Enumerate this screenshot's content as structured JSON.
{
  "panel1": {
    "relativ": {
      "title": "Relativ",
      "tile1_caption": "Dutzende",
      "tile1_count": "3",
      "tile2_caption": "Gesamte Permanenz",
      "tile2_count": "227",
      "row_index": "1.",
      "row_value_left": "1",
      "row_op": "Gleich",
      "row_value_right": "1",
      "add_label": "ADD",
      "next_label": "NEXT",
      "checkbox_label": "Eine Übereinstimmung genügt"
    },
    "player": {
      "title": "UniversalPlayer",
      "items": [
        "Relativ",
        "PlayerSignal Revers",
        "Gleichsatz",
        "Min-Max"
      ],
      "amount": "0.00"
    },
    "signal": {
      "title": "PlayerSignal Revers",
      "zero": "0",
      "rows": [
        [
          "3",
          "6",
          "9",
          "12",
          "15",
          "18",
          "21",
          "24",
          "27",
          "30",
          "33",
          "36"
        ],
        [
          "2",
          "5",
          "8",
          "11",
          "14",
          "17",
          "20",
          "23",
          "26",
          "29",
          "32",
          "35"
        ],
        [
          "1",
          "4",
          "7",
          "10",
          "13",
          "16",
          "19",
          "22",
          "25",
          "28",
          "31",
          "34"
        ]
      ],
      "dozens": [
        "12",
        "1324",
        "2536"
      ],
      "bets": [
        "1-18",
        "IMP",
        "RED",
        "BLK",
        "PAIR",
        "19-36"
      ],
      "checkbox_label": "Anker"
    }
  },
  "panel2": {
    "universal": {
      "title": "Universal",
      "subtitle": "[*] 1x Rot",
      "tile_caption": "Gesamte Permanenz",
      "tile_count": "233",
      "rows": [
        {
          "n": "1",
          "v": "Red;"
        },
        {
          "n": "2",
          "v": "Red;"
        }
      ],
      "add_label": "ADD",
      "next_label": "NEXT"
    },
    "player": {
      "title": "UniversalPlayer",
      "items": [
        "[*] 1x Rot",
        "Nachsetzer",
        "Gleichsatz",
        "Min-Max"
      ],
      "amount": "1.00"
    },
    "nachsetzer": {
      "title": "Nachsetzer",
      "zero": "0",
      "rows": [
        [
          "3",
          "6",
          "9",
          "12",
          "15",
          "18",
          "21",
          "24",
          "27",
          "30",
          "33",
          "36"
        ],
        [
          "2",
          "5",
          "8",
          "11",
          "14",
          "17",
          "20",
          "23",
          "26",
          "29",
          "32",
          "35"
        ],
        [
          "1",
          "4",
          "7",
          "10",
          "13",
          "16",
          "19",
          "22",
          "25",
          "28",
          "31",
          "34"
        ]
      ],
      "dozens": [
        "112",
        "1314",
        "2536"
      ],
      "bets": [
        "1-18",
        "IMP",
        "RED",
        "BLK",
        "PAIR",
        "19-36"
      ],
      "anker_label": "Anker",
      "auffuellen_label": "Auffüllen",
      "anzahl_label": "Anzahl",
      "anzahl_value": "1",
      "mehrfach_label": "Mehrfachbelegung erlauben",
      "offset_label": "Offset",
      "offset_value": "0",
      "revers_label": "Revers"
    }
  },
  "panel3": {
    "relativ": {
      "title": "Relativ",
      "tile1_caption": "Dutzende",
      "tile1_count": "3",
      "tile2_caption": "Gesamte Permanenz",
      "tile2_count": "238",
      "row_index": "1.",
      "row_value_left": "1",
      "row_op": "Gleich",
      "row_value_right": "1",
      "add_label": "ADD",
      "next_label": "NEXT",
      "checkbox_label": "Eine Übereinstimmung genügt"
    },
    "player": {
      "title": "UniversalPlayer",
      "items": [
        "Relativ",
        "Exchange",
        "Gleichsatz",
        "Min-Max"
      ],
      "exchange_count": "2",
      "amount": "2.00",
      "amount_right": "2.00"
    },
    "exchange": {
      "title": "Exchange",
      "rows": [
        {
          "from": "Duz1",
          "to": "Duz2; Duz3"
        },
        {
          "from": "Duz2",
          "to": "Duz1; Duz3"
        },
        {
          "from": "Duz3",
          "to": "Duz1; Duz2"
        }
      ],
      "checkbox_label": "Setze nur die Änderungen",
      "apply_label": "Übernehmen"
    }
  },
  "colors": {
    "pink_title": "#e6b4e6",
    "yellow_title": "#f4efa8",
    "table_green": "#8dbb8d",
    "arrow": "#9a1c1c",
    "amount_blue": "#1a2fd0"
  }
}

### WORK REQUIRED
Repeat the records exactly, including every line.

### EXERCISE RESPONSE
Enumerate this screenshot's content as structured JSON.
{
  "panel1": {
    "relativ": {
      "title": "Relativ",
      "tile1_caption": "Dutzende",
      "tile1_count": "3",
      "tile2_caption": "Gesamte Permanenz",
      "tile2_count": "227",
      "row_index": "1.",
      "row_value_left": "1",
      "row_op": "Gleich",
      "row_value_right": "1",
      "add_label": "ADD",
      "next_label": "NEXT",
      "checkbox_label": "Eine Übereinstimmung genügt"
    },
    "player": {
      "title": "UniversalPlayer",
      "items": [
        "Relativ",
        "PlayerSignal Revers",
        "Gleichsatz",
        "Min-Max"
      ],
      "amount": "0.00"
    },
    "signal": {
      "title": "PlayerSignal Revers",
      "zero": "0",
      "rows": [
        [
          "3",
          "6",
          "9",
          "12",
          "15",
          "18",
          "21",
          "24",
          "27",
          "30",
          "33",
          "36"
        ],
        [
          "2",
          "5",
          "8",
          "11",
          "14",
          "17",
          "20",
          "23",
          "26",
          "29",
          "32",
          "35"
        ],
        [
          "1",
          "4",
          "7",
          "10",
          "13",
          "16",
          "19",
          "22",
          "25",
          "28",
          "31",
          "34"
        ]
      ],
      "dozens": [
        "12",
        "1324",
        "2536"
      ],
      "bets": [
        "1-18",
        "IMP",
        "RED",
        "BLK",
        "PAIR",
        "19-36"
      ],
      "checkbox_label": "Anker"
    }
  },
  "panel2": {
    "universal": {
      "title": "Universal",
      "subtitle": "[*] 1x Rot",
      "tile_caption": "Gesamte Permanenz",
      "tile_count": "233",
      "rows": [
        {
          "n": "1",
          "v": "Red;"
        },
        {
          "n": "2",
          "v": "Red;"
        }
      ],
      "add_label": "ADD",
      "next_label": "NEXT"
    },
    "player": {
      "title": "UniversalPlayer",
      "items": [
        "[*] 1x Rot",
        "Nachsetzer",
        "Gleichsatz",
        "Min-Max"
      ],
      "amount": "1.00"
    },
    "nachsetzer": {
      "title": "Nachsetzer",
      "zero": "0",
      "rows": [
        [
          "3",
          "6",
          "9",
          "12",
          "15",
          "18",
          "21",
          "24",
          "27",
          "30",
          "33",
          "36"
        ],
        [
          "2",
          "5",
          "8",
          "11",
          "14",
          "17",
          "20",
          "23",
          "26",
          "29",
          "32",
          "35"
        ],
        [
          "1",
          "4",
          "7",
          "10",
          "13",
          "16",
          "19",
          "22",
          "25",
          "28",
          "31",
          "34"
        ]
      ],
      "dozens": [
        "112",
        "1314",
        "2536"
      ],
      "bets": [
        "1-18",
        "IMP",
        "RED",
        "BLK",
        "PAIR",
        "19-36"
      ],
      "anker_label": "Anker",
      "auffuellen_label": "Auffüllen",
      "anzahl_label": "Anzahl",
      "anzahl_value": "1",
      "mehrfach_label": "Mehrfachbelegung erlauben",
      "offset_label": "Offset",
      "offset_value": "0",
      "revers_label": "Revers"
    }
  },
  "panel3": {
    "relativ": {
      "title": "Relativ",
      "tile1_caption": "Dutzende",
      "tile1_count": "3",
      "tile2_caption": "Gesamte Permanenz",
      "tile2_count": "238",
      "row_index": "1.",
      "row_value_left": "1",
      "row_op": "Gleich",
      "row_value_right": "1",
      "add_label": "ADD",
      "next_label": "NEXT",
      "checkbox_label": "Eine Übereinstimmung genügt"
    },
    "player": {
      "title": "UniversalPlayer",
      "items": [
        "Relativ",
        "Exchange",
        "Gleichsatz",
        "Min-Max"
      ],
      "exchange_count": "2",
      "amount": "2.00",
      "amount_right": "2.00"
    },
    "exchange": {
      "title": "Exchange",
      "rows": [
        {
          "from": "Duz1",
          "to": "Duz2; Duz3"
        },
        {
          "from": "Duz2",
          "to": "Duz1; Duz3"
        },
        {
          "from": "Duz3",
          "to": "Duz1; Duz2"
        }
      ],
      "checkbox_label": "Setze nur die Änderungen",
      "apply_label": "Übernehmen"
    }
  },
  "colors": {
    "pink_title": "#e6b4e6",
    "yellow_title": "#f4efa8",
    "table_green": "#8dbb8d",
    "arrow": "#9a1c1c",
    "amount_blue": "#1a2fd0"
  }
}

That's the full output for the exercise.